**ACTION ITEM**:
Give all of the records again. Match them exactly.

[Element data from apps and pages]

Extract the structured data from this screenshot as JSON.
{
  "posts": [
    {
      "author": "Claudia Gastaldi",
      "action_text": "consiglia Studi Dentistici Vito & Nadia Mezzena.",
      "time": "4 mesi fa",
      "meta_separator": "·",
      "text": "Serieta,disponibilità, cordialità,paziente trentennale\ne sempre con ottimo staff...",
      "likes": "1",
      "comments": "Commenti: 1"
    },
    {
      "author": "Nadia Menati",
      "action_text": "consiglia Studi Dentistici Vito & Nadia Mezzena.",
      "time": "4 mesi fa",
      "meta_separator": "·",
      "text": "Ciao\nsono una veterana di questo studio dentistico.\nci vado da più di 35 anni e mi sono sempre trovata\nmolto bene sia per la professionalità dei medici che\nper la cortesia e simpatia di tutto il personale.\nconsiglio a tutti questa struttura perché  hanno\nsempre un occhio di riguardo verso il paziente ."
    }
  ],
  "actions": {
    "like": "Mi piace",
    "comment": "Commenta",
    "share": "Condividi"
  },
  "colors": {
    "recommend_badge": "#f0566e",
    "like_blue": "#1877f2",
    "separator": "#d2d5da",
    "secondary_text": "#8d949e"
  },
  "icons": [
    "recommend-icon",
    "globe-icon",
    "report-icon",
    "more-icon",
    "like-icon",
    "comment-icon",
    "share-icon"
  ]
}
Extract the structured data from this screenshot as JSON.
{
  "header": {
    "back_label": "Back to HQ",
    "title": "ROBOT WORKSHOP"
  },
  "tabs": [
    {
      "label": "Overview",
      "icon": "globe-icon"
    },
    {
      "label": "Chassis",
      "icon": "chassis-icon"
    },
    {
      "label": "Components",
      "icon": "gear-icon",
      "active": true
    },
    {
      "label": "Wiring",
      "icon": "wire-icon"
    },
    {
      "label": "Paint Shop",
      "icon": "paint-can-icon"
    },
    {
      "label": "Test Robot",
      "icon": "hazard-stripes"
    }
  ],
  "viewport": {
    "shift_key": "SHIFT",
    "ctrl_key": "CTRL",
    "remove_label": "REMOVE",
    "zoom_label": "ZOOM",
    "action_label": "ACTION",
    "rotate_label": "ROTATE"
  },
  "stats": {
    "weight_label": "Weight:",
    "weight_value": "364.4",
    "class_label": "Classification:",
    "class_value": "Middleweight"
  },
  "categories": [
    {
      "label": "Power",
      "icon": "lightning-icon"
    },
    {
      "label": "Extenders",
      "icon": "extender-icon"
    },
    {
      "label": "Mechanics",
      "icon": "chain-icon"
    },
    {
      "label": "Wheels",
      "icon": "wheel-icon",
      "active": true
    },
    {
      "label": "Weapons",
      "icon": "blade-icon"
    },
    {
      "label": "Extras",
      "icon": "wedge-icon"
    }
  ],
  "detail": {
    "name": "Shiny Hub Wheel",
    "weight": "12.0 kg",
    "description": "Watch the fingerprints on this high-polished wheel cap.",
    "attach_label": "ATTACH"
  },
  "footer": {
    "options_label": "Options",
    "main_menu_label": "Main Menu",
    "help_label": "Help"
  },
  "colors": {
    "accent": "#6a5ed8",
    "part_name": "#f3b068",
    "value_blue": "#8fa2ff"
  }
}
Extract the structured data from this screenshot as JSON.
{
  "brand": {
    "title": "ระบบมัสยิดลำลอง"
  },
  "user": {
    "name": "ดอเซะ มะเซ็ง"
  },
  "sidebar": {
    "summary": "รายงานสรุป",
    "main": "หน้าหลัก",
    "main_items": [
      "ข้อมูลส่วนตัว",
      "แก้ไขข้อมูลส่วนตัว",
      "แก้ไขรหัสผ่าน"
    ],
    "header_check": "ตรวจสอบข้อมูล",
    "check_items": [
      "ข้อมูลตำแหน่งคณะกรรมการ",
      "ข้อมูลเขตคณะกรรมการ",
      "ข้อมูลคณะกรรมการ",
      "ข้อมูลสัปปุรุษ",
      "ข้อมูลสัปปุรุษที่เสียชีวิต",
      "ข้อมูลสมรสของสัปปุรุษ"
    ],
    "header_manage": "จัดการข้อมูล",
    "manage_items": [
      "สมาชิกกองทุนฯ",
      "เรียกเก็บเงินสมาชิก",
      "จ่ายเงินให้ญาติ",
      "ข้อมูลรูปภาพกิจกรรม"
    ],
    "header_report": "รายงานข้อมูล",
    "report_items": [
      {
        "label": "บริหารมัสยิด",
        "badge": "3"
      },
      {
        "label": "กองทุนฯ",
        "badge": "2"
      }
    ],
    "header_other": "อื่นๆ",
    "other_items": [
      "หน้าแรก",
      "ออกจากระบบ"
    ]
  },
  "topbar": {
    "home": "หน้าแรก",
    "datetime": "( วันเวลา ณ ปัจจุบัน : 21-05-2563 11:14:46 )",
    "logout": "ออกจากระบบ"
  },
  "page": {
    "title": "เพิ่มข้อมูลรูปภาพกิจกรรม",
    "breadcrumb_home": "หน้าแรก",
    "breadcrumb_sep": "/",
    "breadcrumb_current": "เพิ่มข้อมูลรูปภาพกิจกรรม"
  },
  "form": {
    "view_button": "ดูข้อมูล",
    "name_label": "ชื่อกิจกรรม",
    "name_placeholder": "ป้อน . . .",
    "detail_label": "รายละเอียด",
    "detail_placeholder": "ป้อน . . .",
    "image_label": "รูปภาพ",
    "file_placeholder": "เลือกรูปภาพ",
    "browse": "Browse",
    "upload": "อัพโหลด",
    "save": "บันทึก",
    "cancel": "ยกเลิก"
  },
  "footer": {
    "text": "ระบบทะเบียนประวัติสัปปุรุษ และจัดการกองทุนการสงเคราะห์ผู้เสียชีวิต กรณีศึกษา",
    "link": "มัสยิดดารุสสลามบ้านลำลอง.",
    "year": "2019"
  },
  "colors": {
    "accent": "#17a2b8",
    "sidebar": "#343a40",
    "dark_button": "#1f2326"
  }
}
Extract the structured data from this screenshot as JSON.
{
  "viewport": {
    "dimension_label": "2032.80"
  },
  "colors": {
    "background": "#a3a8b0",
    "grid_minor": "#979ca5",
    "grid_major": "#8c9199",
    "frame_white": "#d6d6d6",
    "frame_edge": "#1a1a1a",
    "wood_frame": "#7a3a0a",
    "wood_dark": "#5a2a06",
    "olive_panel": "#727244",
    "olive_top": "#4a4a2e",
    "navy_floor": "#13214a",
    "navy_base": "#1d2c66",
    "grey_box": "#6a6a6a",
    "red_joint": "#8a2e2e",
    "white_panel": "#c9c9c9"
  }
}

**ANSWER BOX**:
Extract the structured data from this screenshot as JSON.
{
  "posts": [
    {
      "author": "Claudia Gastaldi",
      "action_text": "consiglia Studi Dentistici Vito & Nadia Mezzena.",
      "time": "4 mesi fa",
      "meta_separator": "·",
      "text": "Serieta,disponibilità, cordialità,paziente trentennale\ne sempre con ottimo staff...",
      "likes": "1",
      "comments": "Commenti: 1"
    },
    {
      "author": "Nadia Menati",
      "action_text": "consiglia Studi Dentistici Vito & Nadia Mezzena.",
      "time": "4 mesi fa",
      "meta_separator": "·",
      "text": "Ciao\nsono una veterana di questo studio dentistico.\nci vado da più di 35 anni e mi sono sempre trovata\nmolto bene sia per la professionalità dei medici che\nper la cortesia e simpatia di tutto il personale.\nconsiglio a tutti questa struttura perché  hanno\nsempre un occhio di riguardo verso il paziente ."
    }
  ],
  "actions": {
    "like": "Mi piace",
    "comment": "Commenta",
    "share": "Condividi"
  },
  "colors": {
    "recommend_badge": "#f0566e",
    "like_blue": "#1877f2",
    "separator": "#d2d5da",
    "secondary_text": "#8d949e"
  },
  "icons": [
    "recommend-icon",
    "globe-icon",
    "report-icon",
    "more-icon",
    "like-icon",
    "comment-icon",
    "share-icon"
  ]
}
Extract the structured data from this screenshot as JSON.
{
  "header": {
    "back_label": "Back to HQ",
    "title": "ROBOT WORKSHOP"
  },
  "tabs": [
    {
      "label": "Overview",
      "icon": "globe-icon"
    },
    {
      "label": "Chassis",
      "icon": "chassis-icon"
    },
    {
      "label": "Components",
      "icon": "gear-icon",
      "active": true
    },
    {
      "label": "Wiring",
      "icon": "wire-icon"
    },
    {
      "label": "Paint Shop",
      "icon": "paint-can-icon"
    },
    {
      "label": "Test Robot",
      "icon": "hazard-stripes"
    }
  ],
  "viewport": {
    "shift_key": "SHIFT",
    "ctrl_key": "CTRL",
    "remove_label": "REMOVE",
    "zoom_label": "ZOOM",
    "action_label": "ACTION",
    "rotate_label": "ROTATE"
  },
  "stats": {
    "weight_label": "Weight:",
    "weight_value": "364.4",
    "class_label": "Classification:",
    "class_value": "Middleweight"
  },
  "categories": [
    {
      "label": "Power",
      "icon": "lightning-icon"
    },
    {
      "label": "Extenders",
      "icon": "extender-icon"
    },
    {
      "label": "Mechanics",
      "icon": "chain-icon"
    },
    {
      "label": "Wheels",
      "icon": "wheel-icon",
      "active": true
    },
    {
      "label": "Weapons",
      "icon": "blade-icon"
    },
    {
      "label": "Extras",
      "icon": "wedge-icon"
    }
  ],
  "detail": {
    "name": "Shiny Hub Wheel",
    "weight": "12.0 kg",
    "description": "Watch the fingerprints on this high-polished wheel cap.",
    "attach_label": "ATTACH"
  },
  "footer": {
    "options_label": "Options",
    "main_menu_label": "Main Menu",
    "help_label": "Help"
  },
  "colors": {
    "accent": "#6a5ed8",
    "part_name": "#f3b068",
    "value_blue": "#8fa2ff"
  }
}
Extract the structured data from this screenshot as JSON.
{
  "brand": {
    "title": "ระบบมัสยิดลำลอง"
  },
  "user": {
    "name": "ดอเซะ มะเซ็ง"
  },
  "sidebar": {
    "summary": "รายงานสรุป",
    "main": "หน้าหลัก",
    "main_items": [
      "ข้อมูลส่วนตัว",
      "แก้ไขข้อมูลส่วนตัว",
      "แก้ไขรหัสผ่าน"
    ],
    "header_check": "ตรวจสอบข้อมูล",
    "check_items": [
      "ข้อมูลตำแหน่งคณะกรรมการ",
      "ข้อมูลเขตคณะกรรมการ",
      "ข้อมูลคณะกรรมการ",
      "ข้อมูลสัปปุรุษ",
      "ข้อมูลสัปปุรุษที่เสียชีวิต",
      "ข้อมูลสมรสของสัปปุรุษ"
    ],
    "header_manage": "จัดการข้อมูล",
    "manage_items": [
      "สมาชิกกองทุนฯ",
      "เรียกเก็บเงินสมาชิก",
      "จ่ายเงินให้ญาติ",
      "ข้อมูลรูปภาพกิจกรรม"
    ],
    "header_report": "รายงานข้อมูล",
    "report_items": [
      {
        "label": "บริหารมัสยิด",
        "badge": "3"
      },
      {
        "label": "กองทุนฯ",
        "badge": "2"
      }
    ],
    "header_other": "อื่นๆ",
    "other_items": [
      "หน้าแรก",
      "ออกจากระบบ"
    ]
  },
  "topbar": {
    "home": "หน้าแรก",
    "datetime": "( วันเวลา ณ ปัจจุบัน : 21-05-2563 11:14:46 )",
    "logout": "ออกจากระบบ"
  },
  "page": {
    "title": "เพิ่มข้อมูลรูปภาพกิจกรรม",
    "breadcrumb_home": "หน้าแรก",
    "breadcrumb_sep": "/",
    "breadcrumb_current": "เพิ่มข้อมูลรูปภาพกิจกรรม"
  },
  "form": {
    "view_button": "ดูข้อมูล",
    "name_label": "ชื่อกิจกรรม",
    "name_placeholder": "ป้อน . . .",
    "detail_label": "รายละเอียด",
    "detail_placeholder": "ป้อน . . .",
    "image_label": "รูปภาพ",
    "file_placeholder": "เลือกรูปภาพ",
    "browse": "Browse",
    "upload": "อัพโหลด",
    "save": "บันทึก",
    "cancel": "ยกเลิก"
  },
  "footer": {
    "text": "ระบบทะเบียนประวัติสัปปุรุษ และจัดการกองทุนการสงเคราะห์ผู้เสียชีวิต กรณีศึกษา",
    "link": "มัสยิดดารุสสลามบ้านลำลอง.",
    "year": "2019"
  },
  "colors": {
    "accent": "#17a2b8",
    "sidebar": "#343a40",
    "dark_button": "#1f2326"
  }
}
Extract the structured data from this screenshot as JSON.
{
  "viewport": {
    "dimension_label": "2032.80"
  },
  "colors": {
    "background": "#a3a8b0",
    "grid_minor": "#979ca5",
    "grid_major": "#8c9199",
    "frame_white": "#d6d6d6",
    "frame_edge": "#1a1a1a",
    "wood_frame": "#7a3a0a",
    "wood_dark": "#5a2a06",
    "olive_panel": "#727244",
    "olive_top": "#4a4a2e",
    "navy_floor": "#13214a",
    "navy_base": "#1d2c66",
    "grey_box": "#6a6a6a",
    "red_joint": "#8a2e2e",
    "white_panel": "#c9c9c9"
  }
}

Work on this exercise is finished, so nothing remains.